◆ Task item ◆
Determine how many of the lines below include "battery", then respond with that number and no other text.

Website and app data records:
────────

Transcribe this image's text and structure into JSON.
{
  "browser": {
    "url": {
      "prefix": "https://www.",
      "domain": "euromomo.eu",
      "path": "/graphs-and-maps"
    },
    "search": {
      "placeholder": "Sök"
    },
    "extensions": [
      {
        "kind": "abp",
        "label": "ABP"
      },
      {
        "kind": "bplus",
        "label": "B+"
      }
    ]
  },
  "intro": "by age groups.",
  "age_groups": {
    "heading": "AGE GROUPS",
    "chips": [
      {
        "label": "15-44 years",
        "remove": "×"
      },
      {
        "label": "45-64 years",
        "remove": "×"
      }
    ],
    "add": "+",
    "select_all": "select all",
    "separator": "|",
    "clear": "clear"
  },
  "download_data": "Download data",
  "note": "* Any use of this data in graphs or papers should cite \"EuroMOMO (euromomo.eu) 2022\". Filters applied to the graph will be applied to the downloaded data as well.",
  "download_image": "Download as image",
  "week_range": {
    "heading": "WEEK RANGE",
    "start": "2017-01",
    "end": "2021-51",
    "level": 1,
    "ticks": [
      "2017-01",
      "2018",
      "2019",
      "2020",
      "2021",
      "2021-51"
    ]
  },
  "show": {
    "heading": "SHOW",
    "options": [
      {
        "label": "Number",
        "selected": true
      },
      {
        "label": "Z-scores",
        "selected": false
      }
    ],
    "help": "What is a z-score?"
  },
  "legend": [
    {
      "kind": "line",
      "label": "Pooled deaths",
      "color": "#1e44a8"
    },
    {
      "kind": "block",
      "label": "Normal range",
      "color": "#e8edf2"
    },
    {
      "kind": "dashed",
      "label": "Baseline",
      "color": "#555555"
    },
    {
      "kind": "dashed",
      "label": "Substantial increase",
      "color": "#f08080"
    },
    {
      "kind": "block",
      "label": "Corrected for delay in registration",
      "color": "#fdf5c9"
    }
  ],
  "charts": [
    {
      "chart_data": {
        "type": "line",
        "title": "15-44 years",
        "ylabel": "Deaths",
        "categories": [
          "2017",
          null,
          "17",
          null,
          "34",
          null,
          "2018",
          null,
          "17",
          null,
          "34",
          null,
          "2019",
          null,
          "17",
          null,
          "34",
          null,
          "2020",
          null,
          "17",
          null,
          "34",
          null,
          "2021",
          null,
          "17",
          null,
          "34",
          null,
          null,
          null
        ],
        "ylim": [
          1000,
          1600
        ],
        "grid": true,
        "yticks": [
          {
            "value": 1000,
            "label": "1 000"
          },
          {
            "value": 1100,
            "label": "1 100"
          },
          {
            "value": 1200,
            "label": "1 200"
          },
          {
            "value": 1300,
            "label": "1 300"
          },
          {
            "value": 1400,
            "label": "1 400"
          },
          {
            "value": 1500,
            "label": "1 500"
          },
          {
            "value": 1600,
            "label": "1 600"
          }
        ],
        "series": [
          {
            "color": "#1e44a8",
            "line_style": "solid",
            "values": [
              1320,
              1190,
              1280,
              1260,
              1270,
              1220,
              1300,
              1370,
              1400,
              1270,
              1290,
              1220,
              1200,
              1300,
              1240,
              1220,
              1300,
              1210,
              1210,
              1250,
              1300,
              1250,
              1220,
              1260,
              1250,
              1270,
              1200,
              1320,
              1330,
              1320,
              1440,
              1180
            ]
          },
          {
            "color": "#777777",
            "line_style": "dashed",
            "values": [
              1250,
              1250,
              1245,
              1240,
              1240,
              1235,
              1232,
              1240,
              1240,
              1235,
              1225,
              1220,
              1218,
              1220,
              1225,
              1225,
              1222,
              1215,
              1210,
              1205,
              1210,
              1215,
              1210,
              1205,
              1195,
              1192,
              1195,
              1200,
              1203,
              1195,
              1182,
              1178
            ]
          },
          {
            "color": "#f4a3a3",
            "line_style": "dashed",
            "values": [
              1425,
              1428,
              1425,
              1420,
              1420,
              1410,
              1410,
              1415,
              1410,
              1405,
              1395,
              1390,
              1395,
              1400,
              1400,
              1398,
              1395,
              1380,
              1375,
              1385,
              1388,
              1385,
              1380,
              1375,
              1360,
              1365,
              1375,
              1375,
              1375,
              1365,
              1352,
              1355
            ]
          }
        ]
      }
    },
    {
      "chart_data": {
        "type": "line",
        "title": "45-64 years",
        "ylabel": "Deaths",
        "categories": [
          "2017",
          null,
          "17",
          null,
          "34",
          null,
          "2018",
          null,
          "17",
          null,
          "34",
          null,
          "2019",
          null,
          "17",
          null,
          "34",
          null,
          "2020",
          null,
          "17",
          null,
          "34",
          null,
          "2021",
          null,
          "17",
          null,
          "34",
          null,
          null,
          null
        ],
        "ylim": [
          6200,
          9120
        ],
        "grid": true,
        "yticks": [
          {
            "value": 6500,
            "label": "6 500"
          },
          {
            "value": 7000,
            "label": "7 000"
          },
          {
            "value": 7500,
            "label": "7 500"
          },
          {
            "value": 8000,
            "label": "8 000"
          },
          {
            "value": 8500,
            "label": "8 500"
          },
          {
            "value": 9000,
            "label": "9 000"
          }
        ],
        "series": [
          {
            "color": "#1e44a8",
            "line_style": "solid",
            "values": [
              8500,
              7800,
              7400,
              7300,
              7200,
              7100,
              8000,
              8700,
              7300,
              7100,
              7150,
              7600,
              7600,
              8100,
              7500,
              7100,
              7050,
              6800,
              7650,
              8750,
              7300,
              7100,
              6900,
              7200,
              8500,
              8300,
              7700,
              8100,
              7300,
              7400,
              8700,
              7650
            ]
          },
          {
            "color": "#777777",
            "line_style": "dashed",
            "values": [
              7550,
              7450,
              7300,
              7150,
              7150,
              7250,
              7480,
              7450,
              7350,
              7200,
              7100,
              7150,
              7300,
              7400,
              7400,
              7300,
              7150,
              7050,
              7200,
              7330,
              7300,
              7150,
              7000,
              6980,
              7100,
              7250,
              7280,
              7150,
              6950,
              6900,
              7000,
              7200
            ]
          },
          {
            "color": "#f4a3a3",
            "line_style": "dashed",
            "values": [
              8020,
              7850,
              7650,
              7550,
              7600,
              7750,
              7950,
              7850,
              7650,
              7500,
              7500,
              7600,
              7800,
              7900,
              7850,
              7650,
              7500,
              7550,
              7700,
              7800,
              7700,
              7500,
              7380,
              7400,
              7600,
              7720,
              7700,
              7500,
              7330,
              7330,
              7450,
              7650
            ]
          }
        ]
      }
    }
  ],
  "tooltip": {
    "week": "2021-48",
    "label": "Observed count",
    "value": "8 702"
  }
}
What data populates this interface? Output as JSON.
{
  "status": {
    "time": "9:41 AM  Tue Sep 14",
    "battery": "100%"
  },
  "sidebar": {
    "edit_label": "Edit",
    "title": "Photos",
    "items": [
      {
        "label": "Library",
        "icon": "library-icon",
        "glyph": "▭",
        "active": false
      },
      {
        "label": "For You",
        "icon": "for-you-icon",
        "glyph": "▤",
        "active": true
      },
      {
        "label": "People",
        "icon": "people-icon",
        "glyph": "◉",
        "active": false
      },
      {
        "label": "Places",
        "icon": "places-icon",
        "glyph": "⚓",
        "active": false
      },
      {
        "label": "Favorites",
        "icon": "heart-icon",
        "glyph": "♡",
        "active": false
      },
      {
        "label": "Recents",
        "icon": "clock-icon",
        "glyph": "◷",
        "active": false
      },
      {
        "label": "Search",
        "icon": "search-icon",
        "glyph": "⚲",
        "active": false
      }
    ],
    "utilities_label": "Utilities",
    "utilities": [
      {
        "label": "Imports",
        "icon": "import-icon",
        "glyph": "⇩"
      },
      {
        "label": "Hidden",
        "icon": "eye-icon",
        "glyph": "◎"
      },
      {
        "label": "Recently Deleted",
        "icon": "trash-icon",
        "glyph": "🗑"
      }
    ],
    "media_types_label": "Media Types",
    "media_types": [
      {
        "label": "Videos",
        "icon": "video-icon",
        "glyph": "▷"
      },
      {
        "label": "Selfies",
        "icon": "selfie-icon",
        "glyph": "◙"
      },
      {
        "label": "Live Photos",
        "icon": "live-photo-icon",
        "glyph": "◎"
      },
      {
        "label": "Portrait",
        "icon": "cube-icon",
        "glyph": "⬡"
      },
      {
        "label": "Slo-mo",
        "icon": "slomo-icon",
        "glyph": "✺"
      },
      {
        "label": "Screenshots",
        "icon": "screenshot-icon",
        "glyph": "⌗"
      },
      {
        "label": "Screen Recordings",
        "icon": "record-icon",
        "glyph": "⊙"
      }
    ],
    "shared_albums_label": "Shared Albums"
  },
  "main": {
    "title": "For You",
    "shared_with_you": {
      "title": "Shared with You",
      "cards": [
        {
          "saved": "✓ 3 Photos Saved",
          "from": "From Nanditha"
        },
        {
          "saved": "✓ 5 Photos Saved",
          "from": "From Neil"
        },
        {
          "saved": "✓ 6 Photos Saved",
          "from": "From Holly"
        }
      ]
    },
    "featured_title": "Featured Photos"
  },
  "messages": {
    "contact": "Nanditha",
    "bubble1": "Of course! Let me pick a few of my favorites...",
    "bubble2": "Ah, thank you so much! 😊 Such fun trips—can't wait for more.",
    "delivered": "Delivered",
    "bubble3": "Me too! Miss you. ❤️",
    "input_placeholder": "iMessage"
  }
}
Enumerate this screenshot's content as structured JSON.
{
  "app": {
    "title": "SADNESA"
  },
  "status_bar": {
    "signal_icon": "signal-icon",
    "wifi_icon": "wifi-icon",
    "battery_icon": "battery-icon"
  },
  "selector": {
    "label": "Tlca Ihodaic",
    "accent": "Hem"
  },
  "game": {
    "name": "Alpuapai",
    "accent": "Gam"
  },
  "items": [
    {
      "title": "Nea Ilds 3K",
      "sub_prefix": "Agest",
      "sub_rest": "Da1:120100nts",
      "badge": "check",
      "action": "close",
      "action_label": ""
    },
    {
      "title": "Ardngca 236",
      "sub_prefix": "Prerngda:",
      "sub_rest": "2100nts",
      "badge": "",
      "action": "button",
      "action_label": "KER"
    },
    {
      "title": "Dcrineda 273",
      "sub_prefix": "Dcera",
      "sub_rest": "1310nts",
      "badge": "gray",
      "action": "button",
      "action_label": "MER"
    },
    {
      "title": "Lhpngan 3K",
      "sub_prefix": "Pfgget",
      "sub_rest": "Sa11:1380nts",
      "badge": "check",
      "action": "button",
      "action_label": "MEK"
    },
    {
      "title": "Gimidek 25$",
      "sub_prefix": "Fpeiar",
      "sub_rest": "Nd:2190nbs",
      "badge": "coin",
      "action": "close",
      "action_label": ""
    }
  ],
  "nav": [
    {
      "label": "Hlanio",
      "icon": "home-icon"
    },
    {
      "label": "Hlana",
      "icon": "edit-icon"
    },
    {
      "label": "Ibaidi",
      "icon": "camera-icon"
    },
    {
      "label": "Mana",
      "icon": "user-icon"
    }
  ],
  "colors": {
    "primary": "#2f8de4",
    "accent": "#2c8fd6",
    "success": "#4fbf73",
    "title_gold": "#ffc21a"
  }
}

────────

◆ Final answer ◆
2